All of which brings us back to the theme of periodization, and the rationale for this book’s chronological borders of 1000 and 1765. Recent generations of historians of India have rightly eschewed the old tripartite Hindu–Muslim–British scheme and have reverted to its European predecessor, the ancient-medieval-modern one. But the precise meaning of these timespans, especially the second, has remained elusive. Instead of giving substance to the term “medieval,” historians have produced a host of high-quality regional studies covering the whole or part of the period 1000–1800–e.g. on Bengal, Gujarat, Malabar, Orissa, the Punjab, the Deccan plateau, the Delhi region, the Tamil country. As a result, the term “medieval” when applied to India as a whole has become something of an orphan-repeatedly invoked, but lacking meaning. As the historian Daud Ali notes:
the category of medieval has gradually been evacuated of any definitive substance in most national historiographies, in favor of a sort of cacophony of regional isolates simply holding the fort until the cavalry arrives
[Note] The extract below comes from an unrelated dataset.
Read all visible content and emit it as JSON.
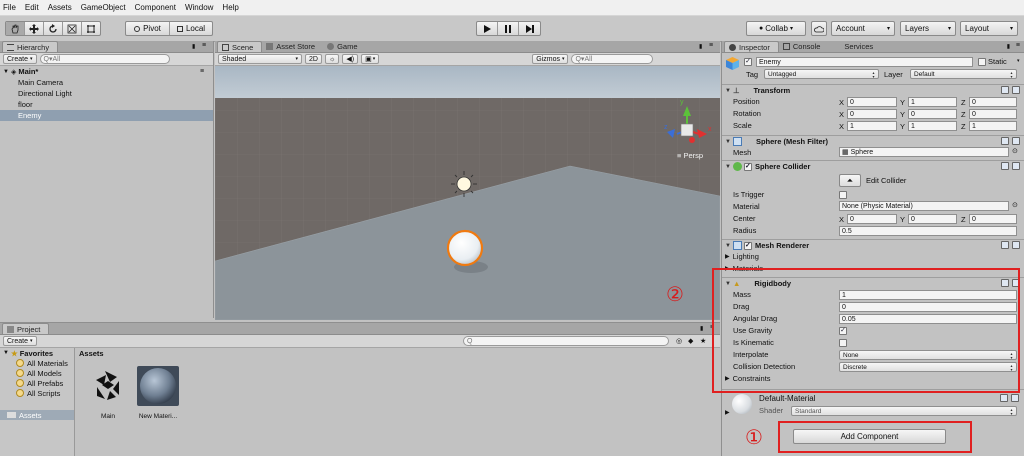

By “the cavalry” Ali appears to mean some new conceptual handle or idea that might confer meaning on the term “medieval,” other than that of a religiously defined Muslim era.
I argue that there is such a handle. As it happens, the period of India’s history conventionally labelled “medieval” coincides with the eastward diffusion of Persianate culture across almost all the Indian subcontinent and its interaction with its Sanskrit counterpart. The story of this interaction—the encounter between the Persian and Sanskrit worlds—is both rich and complex.
Excerpt taken from India in the Persianate Age: 1000-1765 by Richard M. Eaton, published in North America by University of California Press.